A preliminary study indicates that using a single boosted protease inhibitor instead of the standard regimen of 3 drugs for maintenance therapy may be an effective treatment for select patients with HIV infection, according to a study in the August 16 issue of JAMA, a theme issue on HIV/AIDS.
Susan Swindells, M.B.B.S., of the University of Nebraska Medical Center, Omaha, presented the findings of the study today at a JAMA media briefing at the International AIDS Conference in Toronto.
The long-term adverse effects, expense, and difficulty of sustained adherence to multidrug antiretroviral regimens have prompted studies of simpler therapies for human immunodeficiency virus type 1 (HIV-1) infection. Treatment cessation, intermittent therapy, and induction-maintenance (a few months of triple therapy followed by simplified therapy) regimens have been evaluated with mostly inferior results, according to background information in the article.
Virologic success (absence of failure) through 24 weeks of simplified therapy occurred in 91 percent of patients (31 of 34). Three participants experienced virologic failure at 12, 14, and 20 weeks after simplification.
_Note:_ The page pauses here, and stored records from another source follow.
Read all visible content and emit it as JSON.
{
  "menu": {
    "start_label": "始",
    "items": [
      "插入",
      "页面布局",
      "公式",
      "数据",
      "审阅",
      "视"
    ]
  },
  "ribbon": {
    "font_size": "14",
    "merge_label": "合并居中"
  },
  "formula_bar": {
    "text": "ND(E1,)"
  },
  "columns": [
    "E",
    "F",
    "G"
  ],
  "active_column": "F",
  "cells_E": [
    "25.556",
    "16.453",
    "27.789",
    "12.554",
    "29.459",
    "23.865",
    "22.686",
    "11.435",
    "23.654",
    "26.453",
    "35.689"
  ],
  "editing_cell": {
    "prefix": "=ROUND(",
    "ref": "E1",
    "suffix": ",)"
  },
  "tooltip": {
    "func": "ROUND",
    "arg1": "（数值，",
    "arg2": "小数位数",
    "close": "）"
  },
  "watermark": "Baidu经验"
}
Resistance testing at failure did not identify protease inhibitor resistance mutations. Atazanavir concentrations in the blood at failure were low or below detection in 2 of 3 participants experiencing failure, indicating these patients may not have taken the prescribed doses. There were no treatment discontinuations for adverse events after simplification and no significant changes in CD4 cell counts.
"In this pilot study, the data suggest that simplified maintenance therapy with atazanavir-ritonavir alone in patients who have never experienced treatment failure may be efficacious in maintaining HIV-1 RNA suppression below 200 copies/mL for 24 weeks after discontinuing NRTIs," the authors write. "Maintenance therapy with a single boosted PI offers a treatment strategy with potentially less complexity, pill burden, long-term complications, and cost."